[LISTED RECORDS Boundary: Start]

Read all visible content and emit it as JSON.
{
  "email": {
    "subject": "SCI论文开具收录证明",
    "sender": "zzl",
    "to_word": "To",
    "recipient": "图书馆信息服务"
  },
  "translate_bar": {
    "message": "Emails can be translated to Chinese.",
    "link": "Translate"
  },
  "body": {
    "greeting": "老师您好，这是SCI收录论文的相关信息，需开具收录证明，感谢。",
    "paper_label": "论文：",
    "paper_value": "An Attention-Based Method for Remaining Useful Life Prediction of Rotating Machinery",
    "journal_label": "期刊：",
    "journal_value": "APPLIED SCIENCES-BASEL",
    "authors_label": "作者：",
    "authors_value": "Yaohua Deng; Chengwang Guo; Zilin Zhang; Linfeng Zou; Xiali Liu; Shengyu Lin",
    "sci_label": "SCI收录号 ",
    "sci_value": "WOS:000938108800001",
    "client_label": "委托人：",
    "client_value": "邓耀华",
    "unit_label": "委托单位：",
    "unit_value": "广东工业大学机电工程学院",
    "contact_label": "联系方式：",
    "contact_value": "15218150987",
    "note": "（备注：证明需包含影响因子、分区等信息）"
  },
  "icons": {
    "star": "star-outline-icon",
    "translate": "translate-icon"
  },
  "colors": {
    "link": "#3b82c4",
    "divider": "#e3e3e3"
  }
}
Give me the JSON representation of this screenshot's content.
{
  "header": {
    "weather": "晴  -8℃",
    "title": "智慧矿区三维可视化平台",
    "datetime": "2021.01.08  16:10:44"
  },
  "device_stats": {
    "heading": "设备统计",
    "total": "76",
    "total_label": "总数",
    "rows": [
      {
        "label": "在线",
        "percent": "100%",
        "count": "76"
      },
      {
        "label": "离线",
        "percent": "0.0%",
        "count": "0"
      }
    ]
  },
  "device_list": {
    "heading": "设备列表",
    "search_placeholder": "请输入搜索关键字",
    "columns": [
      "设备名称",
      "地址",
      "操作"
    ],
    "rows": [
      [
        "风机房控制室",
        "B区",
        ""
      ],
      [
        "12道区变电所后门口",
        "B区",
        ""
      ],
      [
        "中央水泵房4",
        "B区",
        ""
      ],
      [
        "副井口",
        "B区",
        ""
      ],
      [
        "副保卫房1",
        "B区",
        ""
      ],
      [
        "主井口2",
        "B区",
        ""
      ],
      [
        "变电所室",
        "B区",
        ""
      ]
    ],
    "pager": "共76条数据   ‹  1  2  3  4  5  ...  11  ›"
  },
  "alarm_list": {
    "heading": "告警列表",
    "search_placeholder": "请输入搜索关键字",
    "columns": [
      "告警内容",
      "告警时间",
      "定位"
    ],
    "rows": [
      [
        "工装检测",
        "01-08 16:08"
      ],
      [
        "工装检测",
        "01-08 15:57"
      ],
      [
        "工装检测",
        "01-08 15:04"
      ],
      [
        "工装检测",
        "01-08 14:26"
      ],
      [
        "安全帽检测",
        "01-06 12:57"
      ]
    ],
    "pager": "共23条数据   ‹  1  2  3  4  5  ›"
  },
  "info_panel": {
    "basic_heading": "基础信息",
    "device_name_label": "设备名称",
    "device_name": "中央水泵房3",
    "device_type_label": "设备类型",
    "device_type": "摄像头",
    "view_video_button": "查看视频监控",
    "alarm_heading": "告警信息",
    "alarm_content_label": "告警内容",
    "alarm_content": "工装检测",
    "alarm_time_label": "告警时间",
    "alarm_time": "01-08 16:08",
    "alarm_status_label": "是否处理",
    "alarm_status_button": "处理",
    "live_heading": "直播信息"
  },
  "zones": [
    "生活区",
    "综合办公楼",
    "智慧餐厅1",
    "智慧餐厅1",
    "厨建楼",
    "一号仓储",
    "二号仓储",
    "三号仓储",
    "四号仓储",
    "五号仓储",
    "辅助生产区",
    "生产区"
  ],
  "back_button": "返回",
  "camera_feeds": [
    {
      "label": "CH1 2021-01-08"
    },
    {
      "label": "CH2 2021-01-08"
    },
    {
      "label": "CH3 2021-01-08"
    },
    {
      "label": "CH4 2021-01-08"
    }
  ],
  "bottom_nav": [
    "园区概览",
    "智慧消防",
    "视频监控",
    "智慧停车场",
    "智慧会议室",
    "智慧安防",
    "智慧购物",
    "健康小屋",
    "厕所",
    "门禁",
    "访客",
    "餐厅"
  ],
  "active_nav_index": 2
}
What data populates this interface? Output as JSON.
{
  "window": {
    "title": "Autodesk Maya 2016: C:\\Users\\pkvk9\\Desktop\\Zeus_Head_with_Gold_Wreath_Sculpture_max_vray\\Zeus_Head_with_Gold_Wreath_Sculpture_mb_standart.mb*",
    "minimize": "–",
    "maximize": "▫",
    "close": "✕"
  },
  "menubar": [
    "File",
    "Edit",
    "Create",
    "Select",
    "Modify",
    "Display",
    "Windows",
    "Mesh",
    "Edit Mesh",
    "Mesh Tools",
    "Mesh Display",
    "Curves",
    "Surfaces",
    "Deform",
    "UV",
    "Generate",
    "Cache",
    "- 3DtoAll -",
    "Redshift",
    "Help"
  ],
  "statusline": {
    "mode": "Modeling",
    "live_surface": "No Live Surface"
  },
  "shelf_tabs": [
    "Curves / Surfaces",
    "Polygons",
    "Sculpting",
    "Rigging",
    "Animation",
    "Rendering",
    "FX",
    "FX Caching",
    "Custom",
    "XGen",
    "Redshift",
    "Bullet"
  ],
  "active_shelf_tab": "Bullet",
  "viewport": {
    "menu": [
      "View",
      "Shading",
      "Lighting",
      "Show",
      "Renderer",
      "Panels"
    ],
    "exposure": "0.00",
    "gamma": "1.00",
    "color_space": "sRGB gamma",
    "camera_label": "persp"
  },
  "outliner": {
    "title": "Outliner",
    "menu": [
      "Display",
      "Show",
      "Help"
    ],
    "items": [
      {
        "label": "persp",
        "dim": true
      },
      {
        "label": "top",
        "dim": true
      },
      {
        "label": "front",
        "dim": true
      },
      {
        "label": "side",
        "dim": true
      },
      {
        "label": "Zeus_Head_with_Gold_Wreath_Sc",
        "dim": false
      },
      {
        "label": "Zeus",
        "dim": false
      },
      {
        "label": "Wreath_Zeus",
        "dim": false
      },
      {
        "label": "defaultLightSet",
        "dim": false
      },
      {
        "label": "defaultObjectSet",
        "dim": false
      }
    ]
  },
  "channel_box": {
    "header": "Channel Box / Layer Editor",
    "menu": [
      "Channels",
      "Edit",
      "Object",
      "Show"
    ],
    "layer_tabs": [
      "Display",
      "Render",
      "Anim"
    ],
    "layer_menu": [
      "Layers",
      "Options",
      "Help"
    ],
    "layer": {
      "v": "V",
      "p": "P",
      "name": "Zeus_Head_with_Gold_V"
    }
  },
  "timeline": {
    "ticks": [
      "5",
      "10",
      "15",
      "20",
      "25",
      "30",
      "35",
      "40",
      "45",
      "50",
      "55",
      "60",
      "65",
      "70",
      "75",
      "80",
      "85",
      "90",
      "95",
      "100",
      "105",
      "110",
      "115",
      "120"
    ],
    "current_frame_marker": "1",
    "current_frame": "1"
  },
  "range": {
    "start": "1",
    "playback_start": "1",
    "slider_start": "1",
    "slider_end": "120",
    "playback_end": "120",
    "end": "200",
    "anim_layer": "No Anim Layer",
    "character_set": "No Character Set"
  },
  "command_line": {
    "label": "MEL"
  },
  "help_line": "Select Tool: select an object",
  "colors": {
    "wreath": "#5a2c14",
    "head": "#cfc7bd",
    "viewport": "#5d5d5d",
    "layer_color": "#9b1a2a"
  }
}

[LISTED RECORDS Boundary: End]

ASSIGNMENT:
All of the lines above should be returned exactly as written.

WORKED SOLUTION:
Read all visible content and emit it as JSON.
{
  "email": {
    "subject": "SCI论文开具收录证明",
    "sender": "zzl",
    "to_word": "To",
    "recipient": "图书馆信息服务"
  },
  "translate_bar": {
    "message": "Emails can be translated to Chinese.",
    "link": "Translate"
  },
  "body": {
    "greeting": "老师您好，这是SCI收录论文的相关信息，需开具收录证明，感谢。",
    "paper_label": "论文：",
    "paper_value": "An Attention-Based Method for Remaining Useful Life Prediction of Rotating Machinery",
    "journal_label": "期刊：",
    "journal_value": "APPLIED SCIENCES-BASEL",
    "authors_label": "作者：",
    "authors_value": "Yaohua Deng; Chengwang Guo; Zilin Zhang; Linfeng Zou; Xiali Liu; Shengyu Lin",
    "sci_label": "SCI收录号 ",
    "sci_value": "WOS:000938108800001",
    "client_label": "委托人：",
    "client_value": "邓耀华",
    "unit_label": "委托单位：",
    "unit_value": "广东工业大学机电工程学院",
    "contact_label": "联系方式：",
    "contact_value": "15218150987",
    "note": "（备注：证明需包含影响因子、分区等信息）"
  },
  "icons": {
    "star": "star-outline-icon",
    "translate": "translate-icon"
  },
  "colors": {
    "link": "#3b82c4",
    "divider": "#e3e3e3"
  }
}
Give me the JSON representation of this screenshot's content.
{
  "header": {
    "weather": "晴  -8℃",
    "title": "智慧矿区三维可视化平台",
    "datetime": "2021.01.08  16:10:44"
  },
  "device_stats": {
    "heading": "设备统计",
    "total": "76",
    "total_label": "总数",
    "rows": [
      {
        "label": "在线",
        "percent": "100%",
        "count": "76"
      },
      {
        "label": "离线",
        "percent": "0.0%",
        "count": "0"
      }
    ]
  },
  "device_list": {
    "heading": "设备列表",
    "search_placeholder": "请输入搜索关键字",
    "columns": [
      "设备名称",
      "地址",
      "操作"
    ],
    "rows": [
      [
        "风机房控制室",
        "B区",
        ""
      ],
      [
        "12道区变电所后门口",
        "B区",
        ""
      ],
      [
        "中央水泵房4",
        "B区",
        ""
      ],
      [
        "副井口",
        "B区",
        ""
      ],
      [
        "副保卫房1",
        "B区",
        ""
      ],
      [
        "主井口2",
        "B区",
        ""
      ],
      [
        "变电所室",
        "B区",
        ""
      ]
    ],
    "pager": "共76条数据   ‹  1  2  3  4  5  ...  11  ›"
  },
  "alarm_list": {
    "heading": "告警列表",
    "search_placeholder": "请输入搜索关键字",
    "columns": [
      "告警内容",
      "告警时间",
      "定位"
    ],
    "rows": [
      [
        "工装检测",
        "01-08 16:08"
      ],
      [
        "工装检测",
        "01-08 15:57"
      ],
      [
        "工装检测",
        "01-08 15:04"
      ],
      [
        "工装检测",
        "01-08 14:26"
      ],
      [
        "安全帽检测",
        "01-06 12:57"
      ]
    ],
    "pager": "共23条数据   ‹  1  2  3  4  5  ›"
  },
  "info_panel": {
    "basic_heading": "基础信息",
    "device_name_label": "设备名称",
    "device_name": "中央水泵房3",
    "device_type_label": "设备类型",
    "device_type": "摄像头",
    "view_video_button": "查看视频监控",
    "alarm_heading": "告警信息",
    "alarm_content_label": "告警内容",
    "alarm_content": "工装检测",
    "alarm_time_label": "告警时间",
    "alarm_time": "01-08 16:08",
    "alarm_status_label": "是否处理",
    "alarm_status_button": "处理",
    "live_heading": "直播信息"
  },
  "zones": [
    "生活区",
    "综合办公楼",
    "智慧餐厅1",
    "智慧餐厅1",
    "厨建楼",
    "一号仓储",
    "二号仓储",
    "三号仓储",
    "四号仓储",
    "五号仓储",
    "辅助生产区",
    "生产区"
  ],
  "back_button": "返回",
  "camera_feeds": [
    {
      "label": "CH1 2021-01-08"
    },
    {
      "label": "CH2 2021-01-08"
    },
    {
      "label": "CH3 2021-01-08"
    },
    {
      "label": "CH4 2021-01-08"
    }
  ],
  "bottom_nav": [
    "园区概览",
    "智慧消防",
    "视频监控",
    "智慧停车场",
    "智慧会议室",
    "智慧安防",
    "智慧购物",
    "健康小屋",
    "厕所",
    "门禁",
    "访客",
    "餐厅"
  ],
  "active_nav_index": 2
}
What data populates this interface? Output as JSON.
{
  "window": {
    "title": "Autodesk Maya 2016: C:\\Users\\pkvk9\\Desktop\\Zeus_Head_with_Gold_Wreath_Sculpture_max_vray\\Zeus_Head_with_Gold_Wreath_Sculpture_mb_standart.mb*",
    "minimize": "–",
    "maximize": "▫",
    "close": "✕"
  },
  "menubar": [
    "File",
    "Edit",
    "Create",
    "Select",
    "Modify",
    "Display",
    "Windows",
    "Mesh",
    "Edit Mesh",
    "Mesh Tools",
    "Mesh Display",
    "Curves",
    "Surfaces",
    "Deform",
    "UV",
    "Generate",
    "Cache",
    "- 3DtoAll -",
    "Redshift",
    "Help"
  ],
  "statusline": {
    "mode": "Modeling",
    "live_surface": "No Live Surface"
  },
  "shelf_tabs": [
    "Curves / Surfaces",
    "Polygons",
    "Sculpting",
    "Rigging",
    "Animation",
    "Rendering",
    "FX",
    "FX Caching",
    "Custom",
    "XGen",
    "Redshift",
    "Bullet"
  ],
  "active_shelf_tab": "Bullet",
  "viewport": {
    "menu": [
      "View",
      "Shading",
      "Lighting",
      "Show",
      "Renderer",
      "Panels"
    ],
    "exposure": "0.00",
    "gamma": "1.00",
    "color_space": "sRGB gamma",
    "camera_label": "persp"
  },
  "outliner": {
    "title": "Outliner",
    "menu": [
      "Display",
      "Show",
      "Help"
    ],
    "items": [
      {
        "label": "persp",
        "dim": true
      },
      {
        "label": "top",
        "dim": true
      },
      {
        "label": "front",
        "dim": true
      },
      {
        "label": "side",
        "dim": true
      },
      {
        "label": "Zeus_Head_with_Gold_Wreath_Sc",
        "dim": false
      },
      {
        "label": "Zeus",
        "dim": false
      },
      {
        "label": "Wreath_Zeus",
        "dim": false
      },
      {
        "label": "defaultLightSet",
        "dim": false
      },
      {
        "label": "defaultObjectSet",
        "dim": false
      }
    ]
  },
  "channel_box": {
    "header": "Channel Box / Layer Editor",
    "menu": [
      "Channels",
      "Edit",
      "Object",
      "Show"
    ],
    "layer_tabs": [
      "Display",
      "Render",
      "Anim"
    ],
    "layer_menu": [
      "Layers",
      "Options",
      "Help"
    ],
    "layer": {
      "v": "V",
      "p": "P",
      "name": "Zeus_Head_with_Gold_V"
    }
  },
  "timeline": {
    "ticks": [
      "5",
      "10",
      "15",
      "20",
      "25",
      "30",
      "35",
      "40",
      "45",
      "50",
      "55",
      "60",
      "65",
      "70",
      "75",
      "80",
      "85",
      "90",
      "95",
      "100",
      "105",
      "110",
      "115",
      "120"
    ],
    "current_frame_marker": "1",
    "current_frame": "1"
  },
  "range": {
    "start": "1",
    "playback_start": "1",
    "slider_start": "1",
    "slider_end": "120",
    "playback_end": "120",
    "end": "200",
    "anim_layer": "No Anim Layer",
    "character_set": "No Character Set"
  },
  "command_line": {
    "label": "MEL"
  },
  "help_line": "Select Tool: select an object",
  "colors": {
    "wreath": "#5a2c14",
    "head": "#cfc7bd",
    "viewport": "#5d5d5d",
    "layer_color": "#9b1a2a"
  }
}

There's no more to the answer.